After Tuesday's Champions Classic, in which Julius Randle, Jabari Parker and Andrew Wiggins showcased the future of basketball, some NBA GMs may want to consider tanking this year.
At least one GM has admitted to tanking in advance of one of the most anticipated drafts in recent memory, and there may be others who are following suit.
Mike Krzyzewski has a message for those men: Shame on you.
Parker's coach, who has mentored dozens of NBA draft picks during his three decade tenure at Duke, said in the strongest language possible that tanking is an embarrassment to the NBA and even the country.
“As an American, I wouldn't like to think that an American team would [ever] want to lose or create situations where you would want to lose,” Krzyzewski said after Duke's 94-83 loss to Kansas. “I can’t even fathom. I can’t go there."
While it's still very early, many experts are speculating that the 2014 NBA draft could feature more talent than any since the 2003 draft that produced LeBron James, Dwyane Wade and Carmelo Anthony, among others.
The subject of tanking has always been looked-down on, which is why the NBA adjusted its selection process so that the worst team doesn't necessarily get the top pick. But still, good odds are better than no odds. And while front offices may be unwilling to admit it, it's hard not to be enticed by young players like Randle, Parker and Wiggins.
"I can't believe that that would happen," Krzyzewski said. "Maybe I'm naive and I’m going to go read a fairy tale after this."
For his part, Kansas coach Bill Self echoed Krzyzewski's message.

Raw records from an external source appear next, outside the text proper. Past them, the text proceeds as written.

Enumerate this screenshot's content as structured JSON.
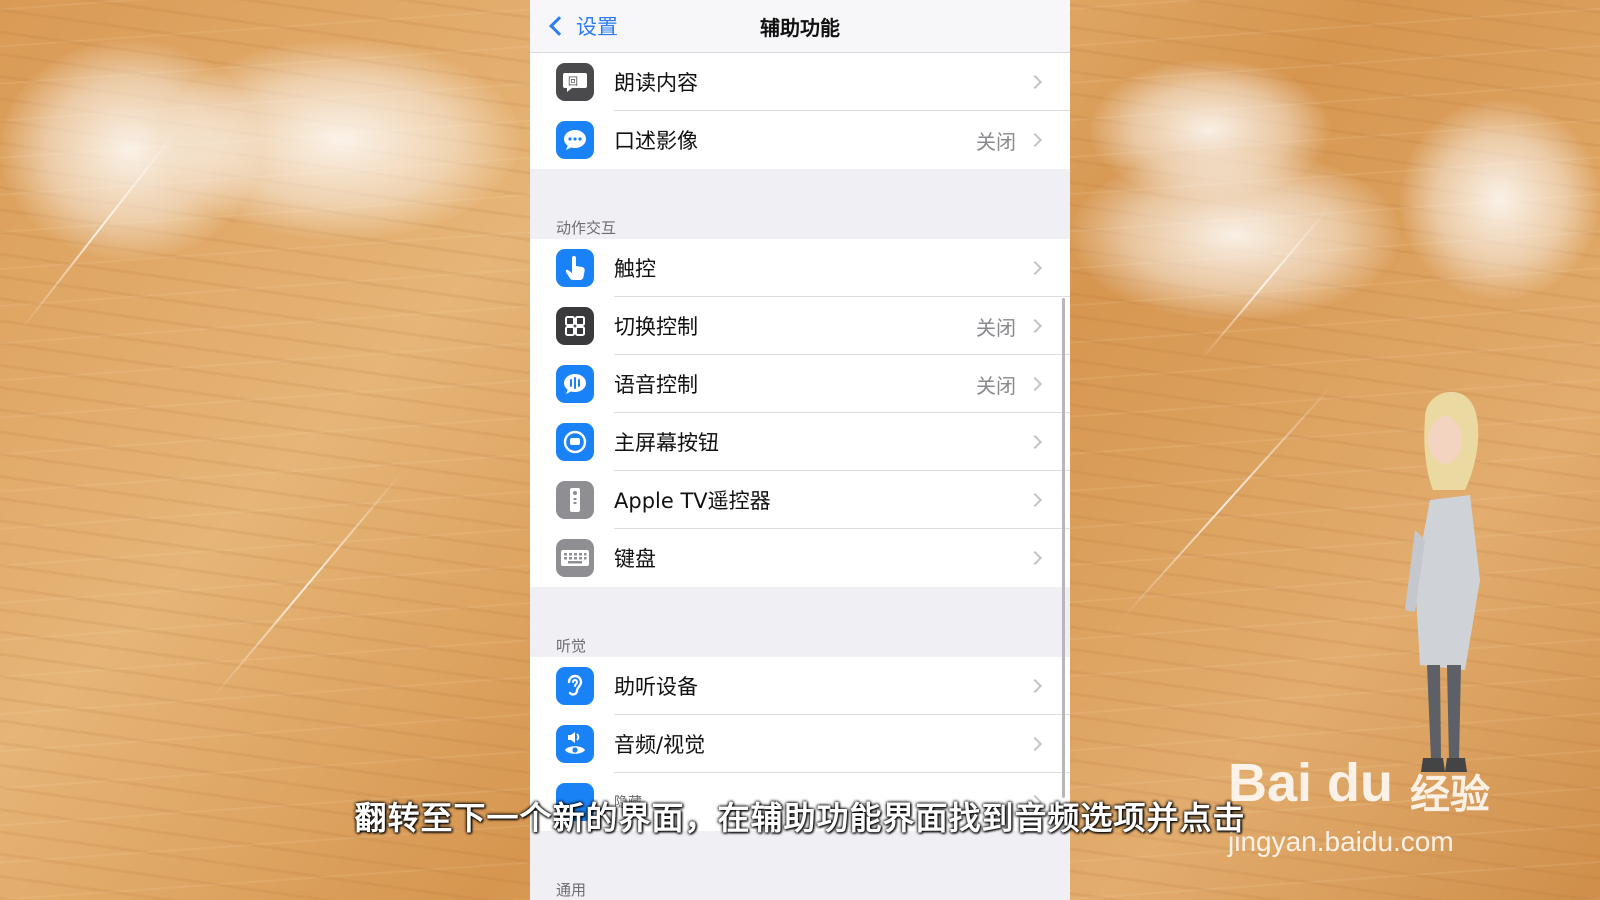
{
  "nav": {
    "back_label": "设置",
    "title": "辅助功能"
  },
  "groups": [
    {
      "header": "",
      "rows": [
        {
          "label": "朗读内容",
          "value": "",
          "icon": "speech-bubble-icon",
          "color": "#4a4a4d"
        },
        {
          "label": "口述影像",
          "value": "关闭",
          "icon": "chat-bubble-icon",
          "color": "#1a82f7"
        }
      ]
    },
    {
      "header": "动作交互",
      "rows": [
        {
          "label": "触控",
          "value": "",
          "icon": "hand-pointer-icon",
          "color": "#1a82f7"
        },
        {
          "label": "切换控制",
          "value": "关闭",
          "icon": "grid-icon",
          "color": "#3a3a3c"
        },
        {
          "label": "语音控制",
          "value": "关闭",
          "icon": "voice-bubble-icon",
          "color": "#1a82f7"
        },
        {
          "label": "主屏幕按钮",
          "value": "",
          "icon": "home-button-icon",
          "color": "#1a82f7"
        },
        {
          "label": "Apple TV遥控器",
          "value": "",
          "icon": "remote-icon",
          "color": "#8e8e93"
        },
        {
          "label": "键盘",
          "value": "",
          "icon": "keyboard-icon",
          "color": "#8e8e93"
        }
      ]
    },
    {
      "header": "听觉",
      "rows": [
        {
          "label": "助听设备",
          "value": "",
          "icon": "ear-icon",
          "color": "#1a82f7"
        },
        {
          "label": "音频/视觉",
          "value": "",
          "icon": "speaker-eye-icon",
          "color": "#1a82f7"
        },
        {
          "label": "隐藏",
          "value": "",
          "icon": "captions-icon",
          "color": "#1a82f7"
        }
      ]
    },
    {
      "header": "通用",
      "rows": []
    }
  ],
  "subtitle": "翻转至下一个新的界面，在辅助功能界面找到音频选项并点击",
  "watermark": {
    "logo": "Bai du",
    "brand_cn": "经验",
    "url": "jingyan.baidu.com"
  }
}
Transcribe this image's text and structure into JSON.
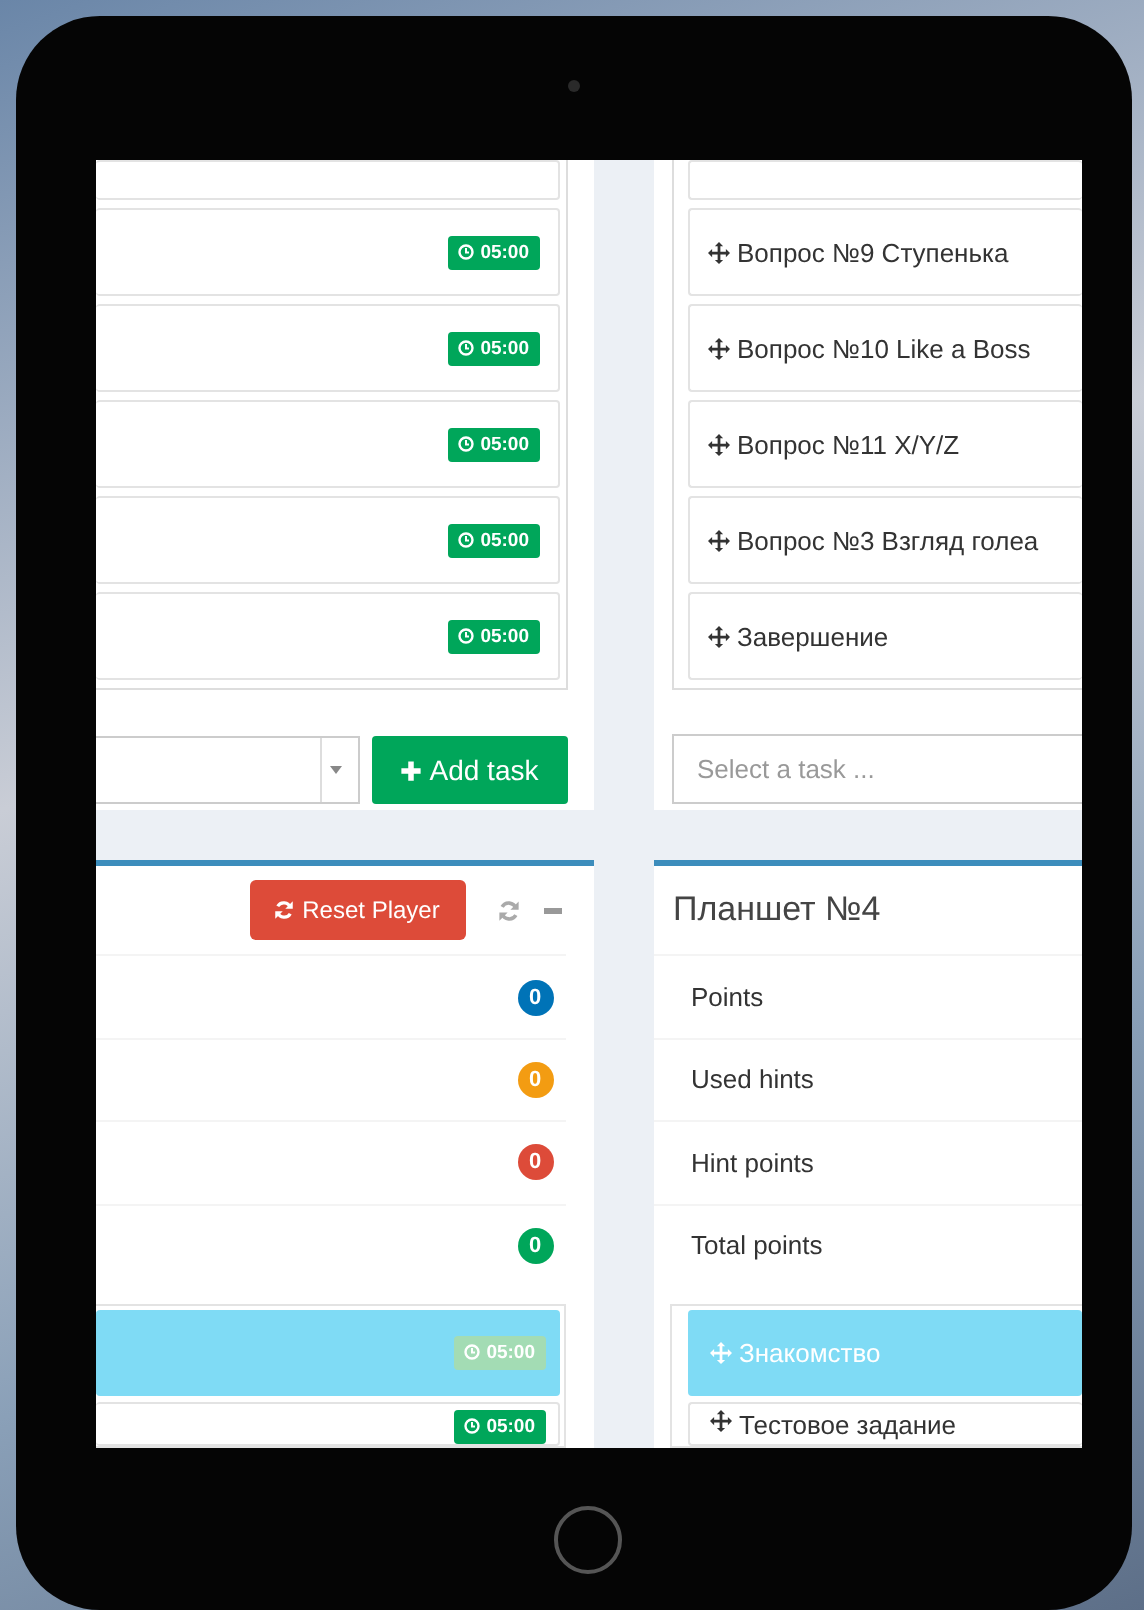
{
  "task_timeline": {
    "items": [
      {
        "timer": "05:00"
      },
      {
        "timer": "05:00"
      },
      {
        "timer": "05:00"
      },
      {
        "timer": "05:00"
      },
      {
        "timer": "05:00"
      }
    ],
    "add_button": "Add task"
  },
  "task_pool": {
    "items": [
      {
        "label": "Вопрос №9 Ступенька"
      },
      {
        "label": "Вопрос №10 Like a Boss"
      },
      {
        "label": "Вопрос №11 X/Y/Z"
      },
      {
        "label": "Вопрос №3 Взгляд голеа"
      },
      {
        "label": "Завершение"
      }
    ],
    "select_placeholder": "Select a task ..."
  },
  "player_panel": {
    "reset_button": "Reset Player",
    "badges": [
      {
        "value": "0",
        "color": "#0073b7"
      },
      {
        "value": "0",
        "color": "#f39c12"
      },
      {
        "value": "0",
        "color": "#dd4b39"
      },
      {
        "value": "0",
        "color": "#00a65a"
      }
    ],
    "tasks": [
      {
        "timer": "05:00",
        "selected": true
      },
      {
        "timer": "05:00",
        "selected": false
      }
    ]
  },
  "tablet_panel": {
    "title": "Планшет №4",
    "stats": [
      "Points",
      "Used hints",
      "Hint points",
      "Total points"
    ],
    "tasks": [
      {
        "label": "Знакомство",
        "selected": true
      },
      {
        "label": "Тестовое задание",
        "selected": false
      }
    ]
  }
}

"I don't think anybody's tanking," Self said. "I know that guys like to play and compete, and I guess you can make sure that you don't play certain guys, which I don't think has happened."